Easter on a Pioneer Farm: A Childhood Memory
Written by Hulda Franklyn
Edited by Reg Quist
Should the good fairy appear and grant me just one wish, I’d ask her to let me live again through one childhood Easter on the old homestead.
Not that Easter Sundays were that much different from our other happy Sundays. On normal Sundays, Mama read to us the continued story in the Family Herald, and when we were younger, the letters in the Maple Leaf Club. No, Easter Sunday wasn’t so outstanding, yet it was different. Different in several ways.
Easter was a milestone – the milestone in nature that filled our hearts with hope, for wasn’t winter, with its snow and cold and darkness on its way out?
Ah, the spring!
I could feel it coming – a sort of vibrant joy wafted in by the warm winds that melted the snow into miniature cracks and invited the pussy willows to peep out of their tiny, brown houses. And sometimes Papa would call us to the door to hear the ‘caw, caw’ of the first crow or the song of an early robin.
We had no colored candy eggs, left by the Easter bunny in downy baskets.
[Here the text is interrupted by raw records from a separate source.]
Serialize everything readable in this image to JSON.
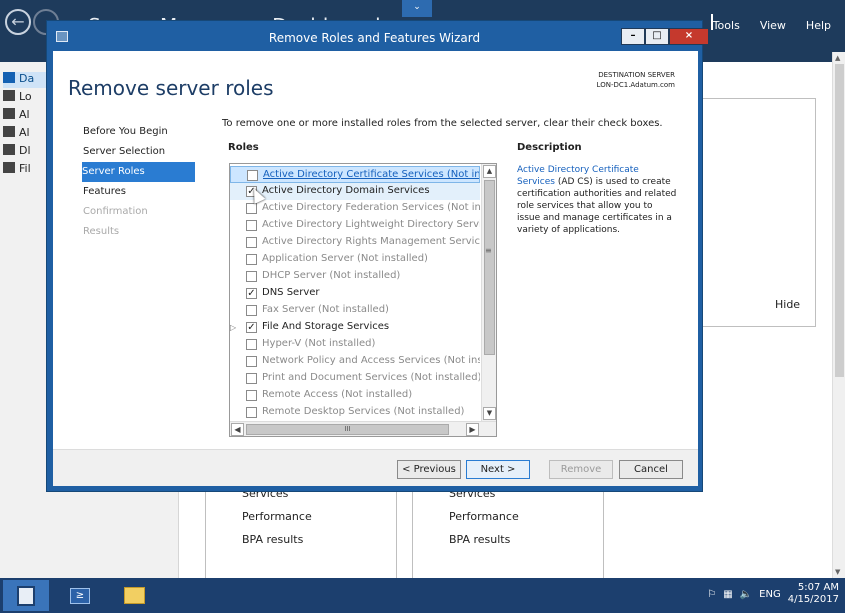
{
  "server_manager": {
    "title": "Server Manager • Dashboard",
    "menu": [
      "Tools",
      "View",
      "Help"
    ],
    "nav_items": [
      "Da",
      "Lo",
      "Al",
      "Al",
      "Dl",
      "Fil"
    ],
    "right_panel": {
      "hide_label": "Hide"
    },
    "cards": [
      {
        "lines": [
          "Services",
          "Performance",
          "BPA results"
        ]
      },
      {
        "lines": [
          "Services",
          "Performance",
          "BPA results"
        ]
      }
    ]
  },
  "wizard": {
    "title": "Remove Roles and Features Wizard",
    "header": "Remove server roles",
    "destination_label": "DESTINATION SERVER",
    "destination_server": "LON-DC1.Adatum.com",
    "steps": [
      {
        "label": "Before You Begin",
        "state": "normal"
      },
      {
        "label": "Server Selection",
        "state": "normal"
      },
      {
        "label": "Server Roles",
        "state": "current"
      },
      {
        "label": "Features",
        "state": "normal"
      },
      {
        "label": "Confirmation",
        "state": "disabled"
      },
      {
        "label": "Results",
        "state": "disabled"
      }
    ],
    "instruction": "To remove one or more installed roles from the selected server, clear their check boxes.",
    "roles_heading": "Roles",
    "description_heading": "Description",
    "description_link": "Active Directory Certificate Services",
    "description_rest": "(AD CS) is used to create certification authorities and related role services that allow you to issue and manage certificates in a variety of applications.",
    "roles": [
      {
        "label": "Active Directory Certificate Services (Not installed)",
        "checked": false,
        "installed": false,
        "selected": true
      },
      {
        "label": "Active Directory Domain Services",
        "checked": true,
        "installed": true,
        "hover": true
      },
      {
        "label": "Active Directory Federation Services (Not installed)",
        "checked": false,
        "installed": false
      },
      {
        "label": "Active Directory Lightweight Directory Services (Not installed)",
        "checked": false,
        "installed": false
      },
      {
        "label": "Active Directory Rights Management Services (Not installed)",
        "checked": false,
        "installed": false
      },
      {
        "label": "Application Server (Not installed)",
        "checked": false,
        "installed": false
      },
      {
        "label": "DHCP Server (Not installed)",
        "checked": false,
        "installed": false
      },
      {
        "label": "DNS Server",
        "checked": true,
        "installed": true
      },
      {
        "label": "Fax Server (Not installed)",
        "checked": false,
        "installed": false
      },
      {
        "label": "File And Storage Services",
        "checked": true,
        "installed": true,
        "expandable": true
      },
      {
        "label": "Hyper-V (Not installed)",
        "checked": false,
        "installed": false
      },
      {
        "label": "Network Policy and Access Services (Not installed)",
        "checked": false,
        "installed": false
      },
      {
        "label": "Print and Document Services (Not installed)",
        "checked": false,
        "installed": false
      },
      {
        "label": "Remote Access (Not installed)",
        "checked": false,
        "installed": false
      },
      {
        "label": "Remote Desktop Services (Not installed)",
        "checked": false,
        "installed": false
      }
    ],
    "buttons": {
      "previous": "< Previous",
      "next": "Next >",
      "remove": "Remove",
      "cancel": "Cancel"
    },
    "hscroll_grip": "III"
  },
  "taskbar": {
    "language": "ENG",
    "time": "5:07 AM",
    "date": "4/15/2017"
  }
}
But we had eggs – real eggs – and that was a treat for us. For our hens, shut inside cold, dark chicken houses, didn’t lay during the winter months.
Sometimes, when good care and warmer, sunny days in February had encouraged the more aspiring hens into early laying and setting, we would have a dozen or more live, fluffy chicks at Easter.
I remember one Easter when warmer weather had come early. A grey hen came off the nest with a large family of yellow chicks. Mamma made a coop for them out of an old rain barrel and settled them comfortably at the back of the house.
We had company that Easter. We were all seated at the table enjoying our dinner when a sudden burst of wind sent the rain barrel and its occupants rolling down the hill towards the lake. Mamma screamed and headed for the door as the barrel passed the kitchen window. We all jumped up and joined in the chase.
Chicks were scattered here and there as the barrel rolled along. The poor hen was tethered to the barrel with a strip of strong cotton twine tied around her leg. She flopped and squawked, following her rolling home as it bumped along.
With plenty of the excitement that youngsters love, barrel, hen and chicks were all retrieved and brought back to the house. The chicks were warmed up on the open oven door while the hen was reinstated in the barrel which was now well pegged down
Easter, the harbinger of spring, did things to Mamma.
Her ‘green thumb’ really began to itch. With the weekly mail read and her other work done, she’d reach to the ledge above the steep stairway and bring down the tea caddy which held, under a hinged lid, the mystery of the new growth to come.
Carefully, she dusted the tin lid and opened it. At the very top, packed in a small box, were the flower seeds. There weren’t many of them, for Mamma’s poultry industry, scattered over the yard in small coops, confined her flowers to two window boxes.
Next came the vegetable seeds, not in the beautiful packages we see today, but just plain yellow envelopes.
Oh, the excitement when we kids thought of making our own little gardens.
Yes, when Easter Sunday arrived, we knew that spring was on the way, a time of revived life. A time when hope reigned supreme in the pioneer’s hearts.
Easter, the time of greater hope – a hope that was born with the resurrected Christ.